**ABOUT THIS TASK**
Only the text belongs in the copy: retype each record exactly as it appears.

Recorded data
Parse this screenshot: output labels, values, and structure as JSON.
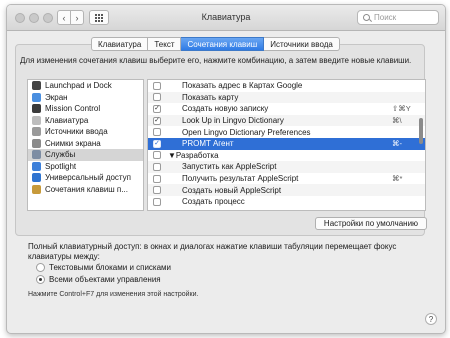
{
  "window": {
    "title": "Клавиатура"
  },
  "toolbar": {
    "search_placeholder": "Поиск"
  },
  "tabs": [
    {
      "label": "Клавиатура",
      "active": false
    },
    {
      "label": "Текст",
      "active": false
    },
    {
      "label": "Сочетания клавиш",
      "active": true
    },
    {
      "label": "Источники ввода",
      "active": false
    }
  ],
  "instructions": "Для изменения сочетания клавиш выберите его, нажмите комбинацию, а затем введите новые клавиши.",
  "categories": [
    {
      "label": "Launchpad и Dock",
      "icon": "launchpad-icon",
      "color": "#444444"
    },
    {
      "label": "Экран",
      "icon": "display-icon",
      "color": "#4a8fe0"
    },
    {
      "label": "Mission Control",
      "icon": "mission-control-icon",
      "color": "#3b3b3b"
    },
    {
      "label": "Клавиатура",
      "icon": "keyboard-icon",
      "color": "#bdbdbd"
    },
    {
      "label": "Источники ввода",
      "icon": "input-sources-icon",
      "color": "#9a9a9a"
    },
    {
      "label": "Снимки экрана",
      "icon": "camera-icon",
      "color": "#8a8a8a"
    },
    {
      "label": "Службы",
      "icon": "gear-icon",
      "color": "#7d8da3",
      "selected": true
    },
    {
      "label": "Spotlight",
      "icon": "spotlight-icon",
      "color": "#3c7fd9"
    },
    {
      "label": "Универсальный доступ",
      "icon": "accessibility-icon",
      "color": "#2f74d0"
    },
    {
      "label": "Сочетания клавиш п...",
      "icon": "app-shortcuts-icon",
      "color": "#c79a3a"
    }
  ],
  "services": [
    {
      "label": "Показать адрес в Картах Google",
      "checked": false,
      "shortcut": ""
    },
    {
      "label": "Показать карту",
      "checked": false,
      "shortcut": ""
    },
    {
      "label": "Создать новую записку",
      "checked": true,
      "shortcut": "⇧⌘Y"
    },
    {
      "label": "Look Up in Lingvo Dictionary",
      "checked": true,
      "shortcut": "⌘\\"
    },
    {
      "label": "Open Lingvo Dictionary Preferences",
      "checked": false,
      "shortcut": ""
    },
    {
      "label": "PROMT Агент",
      "checked": true,
      "shortcut": "⌘-",
      "selected": true
    },
    {
      "label": "▼Разработка",
      "group": true
    },
    {
      "label": "Запустить как AppleScript",
      "checked": false,
      "shortcut": ""
    },
    {
      "label": "Получить результат AppleScript",
      "checked": false,
      "shortcut": "⌘*"
    },
    {
      "label": "Создать новый AppleScript",
      "checked": false,
      "shortcut": ""
    },
    {
      "label": "Создать процесс",
      "checked": false,
      "shortcut": ""
    }
  ],
  "defaults_button": "Настройки по умолчанию",
  "full_access": {
    "text": "Полный клавиатурный доступ: в окнах и диалогах нажатие клавиши табуляции перемещает фокус клавиатуры между:",
    "options": [
      {
        "label": "Текстовыми блоками и списками",
        "selected": false
      },
      {
        "label": "Всеми объектами управления",
        "selected": true
      }
    ],
    "hint": "Нажмите Control+F7 для изменения этой настройки."
  },
  "help_label": "?"
}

**RESPONSE**
Parse this screenshot: output labels, values, and structure as JSON.
{
  "window": {
    "title": "Клавиатура"
  },
  "toolbar": {
    "search_placeholder": "Поиск"
  },
  "tabs": [
    {
      "label": "Клавиатура",
      "active": false
    },
    {
      "label": "Текст",
      "active": false
    },
    {
      "label": "Сочетания клавиш",
      "active": true
    },
    {
      "label": "Источники ввода",
      "active": false
    }
  ],
  "instructions": "Для изменения сочетания клавиш выберите его, нажмите комбинацию, а затем введите новые клавиши.",
  "categories": [
    {
      "label": "Launchpad и Dock",
      "icon": "launchpad-icon",
      "color": "#444444"
    },
    {
      "label": "Экран",
      "icon": "display-icon",
      "color": "#4a8fe0"
    },
    {
      "label": "Mission Control",
      "icon": "mission-control-icon",
      "color": "#3b3b3b"
    },
    {
      "label": "Клавиатура",
      "icon": "keyboard-icon",
      "color": "#bdbdbd"
    },
    {
      "label": "Источники ввода",
      "icon": "input-sources-icon",
      "color": "#9a9a9a"
    },
    {
      "label": "Снимки экрана",
      "icon": "camera-icon",
      "color": "#8a8a8a"
    },
    {
      "label": "Службы",
      "icon": "gear-icon",
      "color": "#7d8da3",
      "selected": true
    },
    {
      "label": "Spotlight",
      "icon": "spotlight-icon",
      "color": "#3c7fd9"
    },
    {
      "label": "Универсальный доступ",
      "icon": "accessibility-icon",
      "color": "#2f74d0"
    },
    {
      "label": "Сочетания клавиш п...",
      "icon": "app-shortcuts-icon",
      "color": "#c79a3a"
    }
  ],
  "services": [
    {
      "label": "Показать адрес в Картах Google",
      "checked": false,
      "shortcut": ""
    },
    {
      "label": "Показать карту",
      "checked": false,
      "shortcut": ""
    },
    {
      "label": "Создать новую записку",
      "checked": true,
      "shortcut": "⇧⌘Y"
    },
    {
      "label": "Look Up in Lingvo Dictionary",
      "checked": true,
      "shortcut": "⌘\\"
    },
    {
      "label": "Open Lingvo Dictionary Preferences",
      "checked": false,
      "shortcut": ""
    },
    {
      "label": "PROMT Агент",
      "checked": true,
      "shortcut": "⌘-",
      "selected": true
    },
    {
      "label": "▼Разработка",
      "group": true
    },
    {
      "label": "Запустить как AppleScript",
      "checked": false,
      "shortcut": ""
    },
    {
      "label": "Получить результат AppleScript",
      "checked": false,
      "shortcut": "⌘*"
    },
    {
      "label": "Создать новый AppleScript",
      "checked": false,
      "shortcut": ""
    },
    {
      "label": "Создать процесс",
      "checked": false,
      "shortcut": ""
    }
  ],
  "defaults_button": "Настройки по умолчанию",
  "full_access": {
    "text": "Полный клавиатурный доступ: в окнах и диалогах нажатие клавиши табуляции перемещает фокус клавиатуры между:",
    "options": [
      {
        "label": "Текстовыми блоками и списками",
        "selected": false
      },
      {
        "label": "Всеми объектами управления",
        "selected": true
      }
    ],
    "hint": "Нажмите Control+F7 для изменения этой настройки."
  },
  "help_label": "?"
}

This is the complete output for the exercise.